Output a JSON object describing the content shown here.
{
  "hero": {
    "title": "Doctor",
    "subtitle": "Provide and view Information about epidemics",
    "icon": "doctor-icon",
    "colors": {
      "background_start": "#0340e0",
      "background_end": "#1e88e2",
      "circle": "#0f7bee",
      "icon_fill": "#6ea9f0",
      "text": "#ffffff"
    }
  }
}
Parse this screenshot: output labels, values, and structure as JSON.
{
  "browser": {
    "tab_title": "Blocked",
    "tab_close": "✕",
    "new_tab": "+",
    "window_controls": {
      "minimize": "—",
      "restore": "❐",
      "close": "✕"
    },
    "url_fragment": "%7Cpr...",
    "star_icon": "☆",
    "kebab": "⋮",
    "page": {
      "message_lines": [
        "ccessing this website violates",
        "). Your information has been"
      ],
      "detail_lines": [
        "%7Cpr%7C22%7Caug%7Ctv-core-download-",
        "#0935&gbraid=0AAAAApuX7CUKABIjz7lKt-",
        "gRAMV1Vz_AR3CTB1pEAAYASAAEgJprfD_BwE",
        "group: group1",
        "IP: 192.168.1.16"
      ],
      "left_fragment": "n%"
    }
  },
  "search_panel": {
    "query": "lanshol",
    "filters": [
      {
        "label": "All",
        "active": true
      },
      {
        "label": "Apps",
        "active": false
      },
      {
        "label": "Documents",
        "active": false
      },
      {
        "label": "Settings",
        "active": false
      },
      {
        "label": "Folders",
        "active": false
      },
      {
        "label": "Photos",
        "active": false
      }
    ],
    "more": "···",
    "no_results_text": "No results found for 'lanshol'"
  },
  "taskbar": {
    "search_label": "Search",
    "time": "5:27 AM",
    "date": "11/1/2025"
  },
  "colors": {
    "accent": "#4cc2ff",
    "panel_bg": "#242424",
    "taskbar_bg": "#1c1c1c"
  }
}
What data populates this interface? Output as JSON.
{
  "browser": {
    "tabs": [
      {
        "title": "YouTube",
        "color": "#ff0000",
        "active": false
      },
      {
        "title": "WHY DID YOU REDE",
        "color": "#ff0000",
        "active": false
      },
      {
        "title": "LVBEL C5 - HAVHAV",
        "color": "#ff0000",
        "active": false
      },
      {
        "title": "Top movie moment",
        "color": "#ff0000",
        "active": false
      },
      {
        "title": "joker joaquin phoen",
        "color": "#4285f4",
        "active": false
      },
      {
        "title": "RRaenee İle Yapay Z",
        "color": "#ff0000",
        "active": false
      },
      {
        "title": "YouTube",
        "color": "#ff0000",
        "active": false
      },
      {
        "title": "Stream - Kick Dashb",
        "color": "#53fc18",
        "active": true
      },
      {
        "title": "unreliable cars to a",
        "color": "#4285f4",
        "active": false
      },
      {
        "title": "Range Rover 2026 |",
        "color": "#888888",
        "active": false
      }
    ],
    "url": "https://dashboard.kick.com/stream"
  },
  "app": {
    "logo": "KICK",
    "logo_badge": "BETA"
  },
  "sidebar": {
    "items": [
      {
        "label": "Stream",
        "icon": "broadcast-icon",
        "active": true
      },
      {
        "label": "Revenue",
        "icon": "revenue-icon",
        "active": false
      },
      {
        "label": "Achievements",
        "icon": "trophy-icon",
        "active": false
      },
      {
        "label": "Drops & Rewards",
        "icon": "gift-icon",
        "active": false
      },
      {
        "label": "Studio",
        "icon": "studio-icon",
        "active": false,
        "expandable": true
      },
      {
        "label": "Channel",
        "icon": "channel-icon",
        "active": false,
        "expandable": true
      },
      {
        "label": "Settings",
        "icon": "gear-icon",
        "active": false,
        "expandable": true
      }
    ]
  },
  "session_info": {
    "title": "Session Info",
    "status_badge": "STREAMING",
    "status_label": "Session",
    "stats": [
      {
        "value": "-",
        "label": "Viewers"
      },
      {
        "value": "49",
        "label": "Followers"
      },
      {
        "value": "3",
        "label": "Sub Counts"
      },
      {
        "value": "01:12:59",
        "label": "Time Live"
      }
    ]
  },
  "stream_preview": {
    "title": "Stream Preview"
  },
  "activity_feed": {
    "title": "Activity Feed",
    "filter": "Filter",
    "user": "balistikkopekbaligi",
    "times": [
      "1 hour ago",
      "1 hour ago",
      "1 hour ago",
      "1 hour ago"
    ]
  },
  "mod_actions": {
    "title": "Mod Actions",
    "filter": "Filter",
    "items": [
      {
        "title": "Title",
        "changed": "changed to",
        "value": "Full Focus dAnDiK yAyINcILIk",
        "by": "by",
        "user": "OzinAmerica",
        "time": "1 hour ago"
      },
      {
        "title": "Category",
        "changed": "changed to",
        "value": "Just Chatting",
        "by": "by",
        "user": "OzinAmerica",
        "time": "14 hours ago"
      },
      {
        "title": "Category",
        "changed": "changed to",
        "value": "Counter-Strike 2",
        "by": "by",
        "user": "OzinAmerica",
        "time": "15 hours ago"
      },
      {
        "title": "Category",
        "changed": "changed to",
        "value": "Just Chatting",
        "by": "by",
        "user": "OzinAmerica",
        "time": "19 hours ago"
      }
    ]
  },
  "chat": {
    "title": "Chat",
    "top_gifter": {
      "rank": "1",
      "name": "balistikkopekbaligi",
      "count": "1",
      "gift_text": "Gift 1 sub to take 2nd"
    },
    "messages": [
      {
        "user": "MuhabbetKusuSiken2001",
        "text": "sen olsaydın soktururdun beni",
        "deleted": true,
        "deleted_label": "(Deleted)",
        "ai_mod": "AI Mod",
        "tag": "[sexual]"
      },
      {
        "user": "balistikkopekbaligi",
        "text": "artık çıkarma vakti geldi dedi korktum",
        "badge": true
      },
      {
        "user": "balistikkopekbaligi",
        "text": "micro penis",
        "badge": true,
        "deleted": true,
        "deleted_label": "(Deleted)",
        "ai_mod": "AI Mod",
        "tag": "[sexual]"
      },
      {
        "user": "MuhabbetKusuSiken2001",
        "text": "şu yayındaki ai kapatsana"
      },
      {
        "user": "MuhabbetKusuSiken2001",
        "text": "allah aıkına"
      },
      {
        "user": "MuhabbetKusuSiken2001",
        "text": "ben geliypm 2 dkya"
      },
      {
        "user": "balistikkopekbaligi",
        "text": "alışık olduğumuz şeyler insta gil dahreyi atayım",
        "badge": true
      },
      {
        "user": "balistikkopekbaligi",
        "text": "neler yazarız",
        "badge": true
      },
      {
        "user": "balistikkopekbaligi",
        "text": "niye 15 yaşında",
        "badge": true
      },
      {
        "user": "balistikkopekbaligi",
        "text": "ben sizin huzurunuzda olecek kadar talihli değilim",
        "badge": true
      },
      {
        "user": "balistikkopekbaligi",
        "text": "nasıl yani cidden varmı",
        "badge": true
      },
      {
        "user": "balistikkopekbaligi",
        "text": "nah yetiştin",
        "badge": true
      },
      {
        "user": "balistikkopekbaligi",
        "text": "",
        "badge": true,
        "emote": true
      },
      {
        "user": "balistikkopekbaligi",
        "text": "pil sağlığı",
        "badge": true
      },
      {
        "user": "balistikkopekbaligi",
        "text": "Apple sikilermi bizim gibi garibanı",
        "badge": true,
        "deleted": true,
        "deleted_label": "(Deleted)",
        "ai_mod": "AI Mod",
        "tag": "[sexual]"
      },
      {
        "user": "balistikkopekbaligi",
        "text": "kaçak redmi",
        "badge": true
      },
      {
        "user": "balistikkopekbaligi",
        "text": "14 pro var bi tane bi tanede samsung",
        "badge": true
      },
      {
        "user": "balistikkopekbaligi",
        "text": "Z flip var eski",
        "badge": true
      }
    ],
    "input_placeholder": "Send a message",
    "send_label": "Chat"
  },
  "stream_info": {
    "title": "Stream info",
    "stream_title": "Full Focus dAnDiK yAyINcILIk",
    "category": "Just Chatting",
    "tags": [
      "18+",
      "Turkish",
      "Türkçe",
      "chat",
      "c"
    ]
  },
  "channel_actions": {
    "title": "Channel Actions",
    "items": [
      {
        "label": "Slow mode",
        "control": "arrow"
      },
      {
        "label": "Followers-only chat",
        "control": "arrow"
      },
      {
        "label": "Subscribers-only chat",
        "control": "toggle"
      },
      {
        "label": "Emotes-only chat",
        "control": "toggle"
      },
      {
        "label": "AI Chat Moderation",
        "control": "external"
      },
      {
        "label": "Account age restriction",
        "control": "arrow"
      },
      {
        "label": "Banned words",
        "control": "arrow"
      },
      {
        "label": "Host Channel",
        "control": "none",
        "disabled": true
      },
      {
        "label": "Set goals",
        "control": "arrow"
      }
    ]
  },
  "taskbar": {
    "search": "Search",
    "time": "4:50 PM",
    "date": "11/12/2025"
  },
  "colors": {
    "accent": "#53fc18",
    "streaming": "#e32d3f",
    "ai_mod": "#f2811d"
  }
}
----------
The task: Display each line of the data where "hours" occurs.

Answer to this exercise:
        "time": "14 hours ago"
        "time": "15 hours ago"
        "time": "19 hours ago"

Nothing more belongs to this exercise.